Eric ONeill on CNBC
Eric O' Neill
February 18, 2016 / Eric O' Neill

This morning, I had the opportunity to appear on CNBC’s “Squawk Box” program to discuss the hot topic of whether Apple should comply with a court order to unlock an iPhone used by one of the shooters in the recent deadly attack in San Bernardino, Calif.

As you might expect, this is not a simple situation with an obvious conclusion. Click on the image below to watch the often contentious debate in which I took part.


Now, outside of the TV studio, I have the opportunity to share my thoughts on this matter more completely.

Phones are encrypted. This is a good thing. Virtually our entire lives are on our phones, including all of the information a thief would need to steal our identity. A phone is also an endpoint, an outside link to protected data in a business. In the wrong hands, a hacked smartphone can be catastrophic.

Apple has doubled down on security.

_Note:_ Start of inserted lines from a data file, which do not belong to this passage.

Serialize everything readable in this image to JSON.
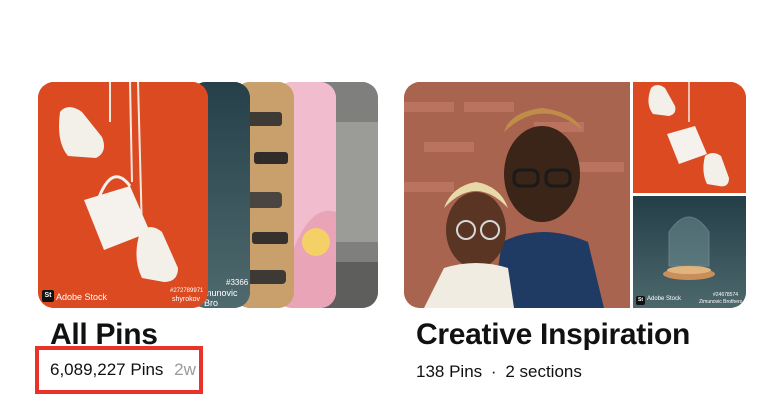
{
  "boards": [
    {
      "title": "All Pins",
      "pin_count": "6,089,227 Pins",
      "extra": "2w",
      "highlighted": true,
      "watermark": "Adobe Stock",
      "stock_ids": [
        "#272789971",
        "shyrokov",
        "#3366",
        "munovic Bro"
      ]
    },
    {
      "title": "Creative Inspiration",
      "pin_count": "138 Pins",
      "separator": "·",
      "sections": "2 sections",
      "watermark": "Adobe Stock",
      "stock_ids": [
        "#24678574",
        "Zimunovic Brothers"
      ]
    }
  ],
  "colors": {
    "orange_bg": "#dd4a22",
    "teal_bg": "#2f4a52",
    "pink": "#efb6c8",
    "highlight": "#e8322a"
  }
}
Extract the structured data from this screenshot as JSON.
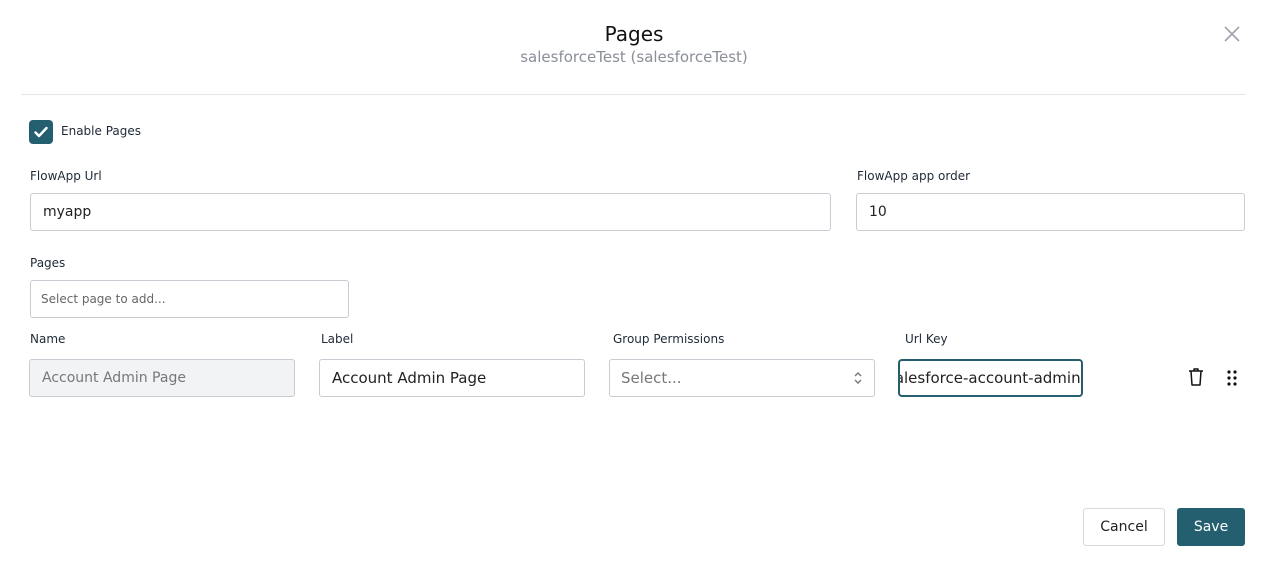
{
  "header": {
    "title": "Pages",
    "subtitle": "salesforceTest (salesforceTest)"
  },
  "enable_pages": {
    "label": "Enable Pages",
    "checked": true
  },
  "flowapp_url": {
    "label": "FlowApp Url",
    "value": "myapp"
  },
  "flowapp_order": {
    "label": "FlowApp app order",
    "value": "10"
  },
  "pages": {
    "label": "Pages",
    "placeholder": "Select page to add..."
  },
  "columns": {
    "name": "Name",
    "label": "Label",
    "group_permissions": "Group Permissions",
    "url_key": "Url Key"
  },
  "row": {
    "name": "Account Admin Page",
    "label": "Account Admin Page",
    "group_permissions_placeholder": "Select...",
    "url_key": "salesforce-account-admin"
  },
  "footer": {
    "cancel": "Cancel",
    "save": "Save"
  },
  "colors": {
    "accent": "#245f6f"
  }
}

No one – not even Apple – can access the information on your phone without a pass code. This is good for security. Encryption isn’t just about privacy, it is about defending systems.

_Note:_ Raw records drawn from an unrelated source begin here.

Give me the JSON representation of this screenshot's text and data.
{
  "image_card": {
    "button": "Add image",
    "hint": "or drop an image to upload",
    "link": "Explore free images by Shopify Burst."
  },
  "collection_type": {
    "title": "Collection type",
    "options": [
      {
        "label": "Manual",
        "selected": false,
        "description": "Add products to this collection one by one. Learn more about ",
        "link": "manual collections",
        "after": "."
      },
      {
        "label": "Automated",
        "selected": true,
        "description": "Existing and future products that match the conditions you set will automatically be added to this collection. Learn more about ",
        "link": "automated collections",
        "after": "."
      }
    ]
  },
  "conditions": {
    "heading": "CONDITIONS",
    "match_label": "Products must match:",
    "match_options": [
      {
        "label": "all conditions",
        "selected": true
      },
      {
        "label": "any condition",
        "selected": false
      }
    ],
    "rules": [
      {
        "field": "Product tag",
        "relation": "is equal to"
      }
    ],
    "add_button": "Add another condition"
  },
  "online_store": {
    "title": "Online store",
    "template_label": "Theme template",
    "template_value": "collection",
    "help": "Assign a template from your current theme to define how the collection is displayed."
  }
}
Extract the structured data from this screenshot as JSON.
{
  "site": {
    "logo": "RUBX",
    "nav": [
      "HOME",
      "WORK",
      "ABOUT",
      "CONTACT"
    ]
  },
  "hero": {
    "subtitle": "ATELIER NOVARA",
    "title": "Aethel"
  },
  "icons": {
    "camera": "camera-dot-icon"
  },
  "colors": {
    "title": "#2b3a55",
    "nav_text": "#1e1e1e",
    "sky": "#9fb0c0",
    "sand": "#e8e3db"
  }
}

The FBI is having a rough time because accessing a phone requires manually inputting the password. They don’t know the length of the password and anyone that has a 3-year-old knows that after too many attempts, the phone locks you out. With brute force, it would take up to 5.5 years to try every combination, assuming the password is four digits, not six.

The FBI is focused on the Syeed Farouk investigation and is looking for any and all leads that could help stop terrorist events. That’s also a good thing and Farouk’s phone could be a gold mine of information, emails, contacts, GPS coordinates, who he met with, where he was,  and who his associates are.

Essentially, a phone is a shortcut for law enforcement.

But Apple (and the broader security world) also has a bone in this fight. Creating a back door, even if Apple had sole control of it, is an exploit and a compromise to security that can be stolen. Spies and trusted insiders such as Robert Hanssen and Edward Snowden have shown us that even the ultra secret can be stolen from the inside.

On a national level, we must promote more security, including encryption, not purposefully weaken our defense. For every Farouk investigation, there are millions of attacks on endpoints like cellphones that cause massive data breaches.